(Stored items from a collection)

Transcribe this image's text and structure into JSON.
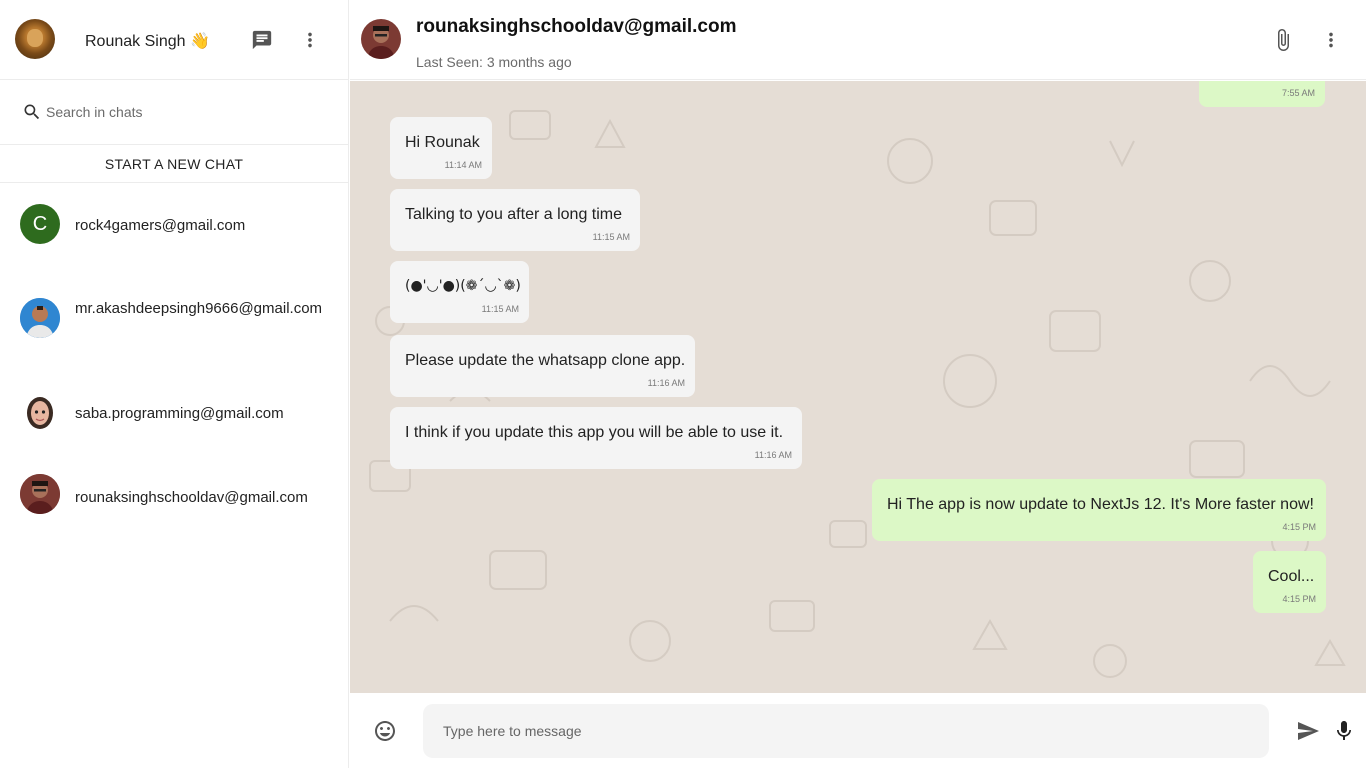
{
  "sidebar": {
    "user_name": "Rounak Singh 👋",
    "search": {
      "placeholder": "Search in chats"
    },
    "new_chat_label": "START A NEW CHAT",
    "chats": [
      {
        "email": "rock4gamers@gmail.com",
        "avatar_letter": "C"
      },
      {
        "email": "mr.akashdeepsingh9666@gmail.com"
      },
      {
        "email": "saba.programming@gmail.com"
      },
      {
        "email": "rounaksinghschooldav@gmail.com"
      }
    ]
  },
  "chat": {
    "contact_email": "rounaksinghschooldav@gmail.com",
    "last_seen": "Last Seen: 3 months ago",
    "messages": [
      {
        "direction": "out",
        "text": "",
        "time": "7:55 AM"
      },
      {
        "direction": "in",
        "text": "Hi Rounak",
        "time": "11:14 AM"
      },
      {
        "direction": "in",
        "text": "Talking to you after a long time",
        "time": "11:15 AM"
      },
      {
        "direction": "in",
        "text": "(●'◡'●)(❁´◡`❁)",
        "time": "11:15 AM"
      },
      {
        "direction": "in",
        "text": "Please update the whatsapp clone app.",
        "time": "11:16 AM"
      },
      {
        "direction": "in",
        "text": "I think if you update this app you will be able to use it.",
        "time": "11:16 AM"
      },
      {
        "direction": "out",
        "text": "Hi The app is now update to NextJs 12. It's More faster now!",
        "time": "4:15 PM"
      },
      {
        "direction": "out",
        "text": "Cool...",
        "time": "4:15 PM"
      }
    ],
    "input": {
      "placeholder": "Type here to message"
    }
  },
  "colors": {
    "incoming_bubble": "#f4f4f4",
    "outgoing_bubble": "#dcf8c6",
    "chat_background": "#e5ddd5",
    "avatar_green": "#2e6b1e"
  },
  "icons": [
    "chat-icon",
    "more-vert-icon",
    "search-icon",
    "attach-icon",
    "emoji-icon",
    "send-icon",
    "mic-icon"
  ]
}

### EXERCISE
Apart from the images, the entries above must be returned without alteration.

### ANSWER
Transcribe this image's text and structure into JSON.
{
  "sidebar": {
    "user_name": "Rounak Singh 👋",
    "search": {
      "placeholder": "Search in chats"
    },
    "new_chat_label": "START A NEW CHAT",
    "chats": [
      {
        "email": "rock4gamers@gmail.com",
        "avatar_letter": "C"
      },
      {
        "email": "mr.akashdeepsingh9666@gmail.com"
      },
      {
        "email": "saba.programming@gmail.com"
      },
      {
        "email": "rounaksinghschooldav@gmail.com"
      }
    ]
  },
  "chat": {
    "contact_email": "rounaksinghschooldav@gmail.com",
    "last_seen": "Last Seen: 3 months ago",
    "messages": [
      {
        "direction": "out",
        "text": "",
        "time": "7:55 AM"
      },
      {
        "direction": "in",
        "text": "Hi Rounak",
        "time": "11:14 AM"
      },
      {
        "direction": "in",
        "text": "Talking to you after a long time",
        "time": "11:15 AM"
      },
      {
        "direction": "in",
        "text": "(●'◡'●)(❁´◡`❁)",
        "time": "11:15 AM"
      },
      {
        "direction": "in",
        "text": "Please update the whatsapp clone app.",
        "time": "11:16 AM"
      },
      {
        "direction": "in",
        "text": "I think if you update this app you will be able to use it.",
        "time": "11:16 AM"
      },
      {
        "direction": "out",
        "text": "Hi The app is now update to NextJs 12. It's More faster now!",
        "time": "4:15 PM"
      },
      {
        "direction": "out",
        "text": "Cool...",
        "time": "4:15 PM"
      }
    ],
    "input": {
      "placeholder": "Type here to message"
    }
  },
  "colors": {
    "incoming_bubble": "#f4f4f4",
    "outgoing_bubble": "#dcf8c6",
    "chat_background": "#e5ddd5",
    "avatar_green": "#2e6b1e"
  },
  "icons": [
    "chat-icon",
    "more-vert-icon",
    "search-icon",
    "attach-icon",
    "emoji-icon",
    "send-icon",
    "mic-icon"
  ]
}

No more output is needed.